When Sir Robert Francis published Freedom to Speak Up, he recommended primary care be reviewed separately. After a period of consultation with staff working in primary care, which ended in May 2016, Freedom to Speak Up guidance for primary care was produced.
On 1 April 2016, NHS England became a ‘prescribed person’ under the Public Interest Disclosure Order 1999, meaning primary care service staff working at GP surgeries, opticians, pharmacies and dental practices, can raise concerns about inappropriate activity directly through the following ways:
Telephone: 0300 311 22 33
General Post (including complaints): NHS England, PO Box 16738, Redditch, B97 9PT
British Sign Language (BSL): If you use BSL, you can to talk to us via a video call to a BSL interpreter. Visit NHS England’s BSL Service.
Staff in primary care organisations might feel unable, or find it hard, to raise concerns without being identified. This is sometimes due to their size as they are much smaller than a Hospital Trust for example. The management set up and internal relationships and a real risk to employment can prove to be a problem. In some cases the whistleblower might be employed directly by the individual providing the service that is the subject of the concern.
The intention is that the guidance should be used specifically by primary care organisations to review their policies and procedures on staff raising concerns about safety.
The guidance sets out:
- who can raise a concern
- the process for raising a concern
- how the concern will be investigated
- what will be done with the findings of the investigation
If, as a member of staff working in primary care, you have a concern about patient safety, quality of care or inappropriate activity, you can raise it with your appointed Freedom to Speak Up guardian. You may wish to learn about the experience of several people who have whistleblown over time, and raised some very serious concerns. Their stories are on the Health Education England (HEE) YouTube channel.
NHS England and NHS Improvement, formerly Monitor and NHS Trust Development Authority respectively, published a single national integrated whistleblowing policy along with stakeholder responses from a period of consultation late last year.
Also contained within the Freedom to Speak Up report, was a recommendation that staff who have raised concerns and suffered detriment as a result should be supported to find alternative employment within the NHS.
NHS England, NHS Improvement and people with lived experiences of whistleblowing have worked together to see the launch of pilot support schemes for NHS whistleblowers from primary and secondary care.
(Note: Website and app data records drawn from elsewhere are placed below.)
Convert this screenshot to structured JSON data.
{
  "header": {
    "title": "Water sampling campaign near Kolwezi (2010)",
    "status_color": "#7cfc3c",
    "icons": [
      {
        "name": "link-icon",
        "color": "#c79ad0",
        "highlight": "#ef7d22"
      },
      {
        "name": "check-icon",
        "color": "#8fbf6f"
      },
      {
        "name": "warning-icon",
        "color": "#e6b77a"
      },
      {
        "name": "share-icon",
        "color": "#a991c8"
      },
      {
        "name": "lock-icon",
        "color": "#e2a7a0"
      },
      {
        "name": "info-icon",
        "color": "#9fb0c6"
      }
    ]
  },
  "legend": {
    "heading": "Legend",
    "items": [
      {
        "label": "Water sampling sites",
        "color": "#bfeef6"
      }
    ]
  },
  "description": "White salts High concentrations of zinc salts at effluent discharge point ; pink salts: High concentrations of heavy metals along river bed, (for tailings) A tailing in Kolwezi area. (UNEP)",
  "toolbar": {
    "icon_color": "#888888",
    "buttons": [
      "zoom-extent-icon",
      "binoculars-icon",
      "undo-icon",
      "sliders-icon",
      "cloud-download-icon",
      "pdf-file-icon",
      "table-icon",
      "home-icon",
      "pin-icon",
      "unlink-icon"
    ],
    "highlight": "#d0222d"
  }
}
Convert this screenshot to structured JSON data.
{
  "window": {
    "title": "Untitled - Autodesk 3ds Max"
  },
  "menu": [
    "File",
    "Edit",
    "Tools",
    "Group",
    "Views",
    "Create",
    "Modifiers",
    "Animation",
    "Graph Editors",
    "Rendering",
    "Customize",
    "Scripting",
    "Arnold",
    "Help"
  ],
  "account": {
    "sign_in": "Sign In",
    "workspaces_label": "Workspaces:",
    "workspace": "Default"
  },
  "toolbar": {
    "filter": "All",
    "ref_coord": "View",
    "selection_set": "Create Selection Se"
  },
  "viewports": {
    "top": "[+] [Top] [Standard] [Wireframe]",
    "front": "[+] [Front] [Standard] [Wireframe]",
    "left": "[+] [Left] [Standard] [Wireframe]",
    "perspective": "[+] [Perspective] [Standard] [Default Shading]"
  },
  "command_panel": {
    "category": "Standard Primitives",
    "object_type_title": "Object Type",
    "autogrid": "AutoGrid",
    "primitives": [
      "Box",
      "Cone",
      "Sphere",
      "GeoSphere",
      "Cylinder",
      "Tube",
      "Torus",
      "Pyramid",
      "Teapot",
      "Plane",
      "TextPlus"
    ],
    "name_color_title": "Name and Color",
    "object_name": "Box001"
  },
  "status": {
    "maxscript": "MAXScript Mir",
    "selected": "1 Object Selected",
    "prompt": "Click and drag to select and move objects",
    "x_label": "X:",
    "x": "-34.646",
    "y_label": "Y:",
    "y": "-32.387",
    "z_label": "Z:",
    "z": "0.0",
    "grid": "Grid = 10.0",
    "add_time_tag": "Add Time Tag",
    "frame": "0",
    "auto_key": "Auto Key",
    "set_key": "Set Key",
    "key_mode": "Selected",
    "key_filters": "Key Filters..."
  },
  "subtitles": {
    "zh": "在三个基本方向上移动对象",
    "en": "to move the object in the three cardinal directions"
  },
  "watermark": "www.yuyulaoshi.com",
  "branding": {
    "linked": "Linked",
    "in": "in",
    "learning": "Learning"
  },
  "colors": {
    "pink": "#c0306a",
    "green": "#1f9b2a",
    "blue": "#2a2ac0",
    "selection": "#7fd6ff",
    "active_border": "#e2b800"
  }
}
The pilot schemes have been evaluated by John Moores University to help shape the development of an integrated scheme for the NHS.